B y J . E . R e l l y
FOR YEARS, CRITICS have complained Arizona ranchers pay the lowest grazing prices in the country, and that cheap leases on state school trust lands have resulted from a strong ranching lobby.
Now their complaints are being heard in a lawsuit recently filed by the Arizona Center for Law in the Public Interest in Maricopa County Superior Court. The Center represents the parents of children enrolled in Arizona's public elementary schools--the beneficiaries of the trust.
The suit asks for competitive bidding from ranchers who want to graze cattle on school trust lands.
If the suit is successful, Center Director Timothy Hogan projects three to four times more cash may be collected for Arizona public schools. The trust fund netted a mere $2 million for the year ending June 30.
Arizona was admitted to the Union in 1912 with the provision that public lands were to remain in trust for public schools, and that proceeds from lease or sale of these lands belonged to the Arizona School Fund. The Enabling Act further stipulated the land was to be leased or sold only to the highest bidder at an advertised public auction.
However, the Arizona Constitution, state law and land department rules don't require advertising for school trust land leases of less than 10 years--a violation of the Enabling Act, the suit contends.

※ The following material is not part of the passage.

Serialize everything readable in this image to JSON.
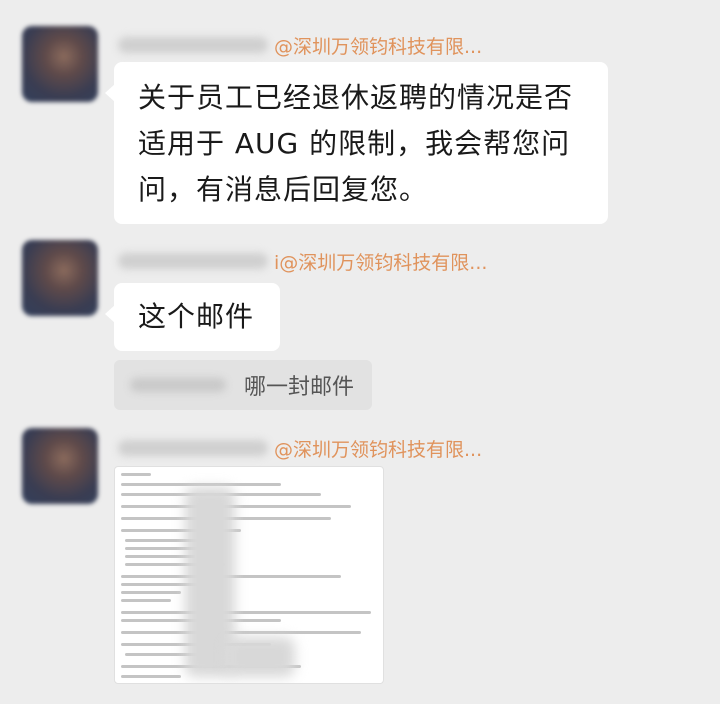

In addition, the state also gives renewal preference to existing land lessees--a practice that erodes the guts of the Enabling Act, the Center argues.
State Land Commissioner M. Jean Hassell, a defendant in the suit, doesn't deny such practices exist.
Hassell says because state lands are interspersed with private and federal lands, many ranchers must lease from the state, private owners and the federal government to obtain a workable ranching operation. Thus, he says, it makes economic sense to give preference to the lessee when a contract is up. "You need large acreages to have an operable unit," he says.
"Open bidding is appropriate where it fits," Hassell says. "It's inappropriate here." In some states, 90 cattle can sit on one square mile, he notes. "The problem is (Arizona) has the lowest productive land in the country. One square mile might (feed) seven cattle."
The department offers land at a lower fee than private owners--currently $1.53 per animal unit month (a.u.m.). In Arizona, an animal unit month is the amount of forage required to feed an adult cow or bull, five sheep, one horse or five goats for one month. The average private lease rates in this region are about $5.50 per animal unit.
Hassell says if the Center's suit succeeds, many ranches will go belly up.
But Hogan says grazing fees have increased only by some five cents per a.u.m. over the last five years. With 1,426 livestock grazing leases out on more than eight million acres of school land, profits going to the school trust are about 25 cents an acre, he says.
Since lessees often rent from the state and then sublease, making a profit on the land, Hogan argues, the land department can obviously collect higher fees. "Lessees are taking advantage of the system. If there's going to be a profit, it should be going to the public schools."
Hassell couldn't quote an exact number for subleases in the state, but said it was probably less than 10 percent of the total leases.
Hassell says public bidding won't be needed for school trust lands because the Grazing Land Evaluation Commission, appointed by Gov. J. Fife Symington III, will soon be reassessing rates. Hassell says he's hoping the Commission will place equitable values on the land.
But critics charge the Commission is stacked with rancher-types. Hogan says the fees might be boosted, but appraisal is one of two parts in the Enabling Act. Public bidding, which the Center is suing to enforce, is the second part. The appraised value should establish the minimum bid, he says.
Center officials have plenty of experience attacking what they see as inequities in education as well as public lands issues. Last summer they convinced the Arizona Supreme Court to rule the school finance system was in violation of the state Constitution for not funding a uniform public school system--a situation which allowed some wealthy districts to have pools and tennis courts, while indigent districts had none.
In the Center's 1987 challenge to the state's minerals leasing practice, the Arizona Supreme Court gave legislators permission to regulate mineral leases, as long as there was substantial conformity to the Enabling Act restrictions. The 1951 Enabling Act Amendment was not intended by Congress to free the state from the Act's objectives, according to the Court. Hogan contends the same analysis would apply to grazing and agricultural fees.
More than a decade ago, the Center represented the Arizona Education Association in a lawsuit alleging the state land department was not asking fair market value in grazing fees. In an agreement reached between the AEA and the Arizona Cattle Growers Association, it was decided litigation wouldn't be pursued as long as fair market value was sought in grazing fees.
But state land department leases are nowhere near market value today. "Somehow free markets are considered good enough for certain things but not good enough when it comes to corporate subsidies like this," says Hogan.
When it comes to enforcing the Enabling Act, Hogan contends, it's irrelevant whether ranchers go out of business. "If the land has value, it will get bid on," he says.
"The bottom line is (the state land department) is producing so little money off this, it's not as if they can lose any more. They leased the land for so little that even if they're right (about ranchers not being able to afford the higher rate), it's not going to be a big loss. But if we're right, it's going to be a big gain."
| © 1995-97 Tucson Weekly . Info Booth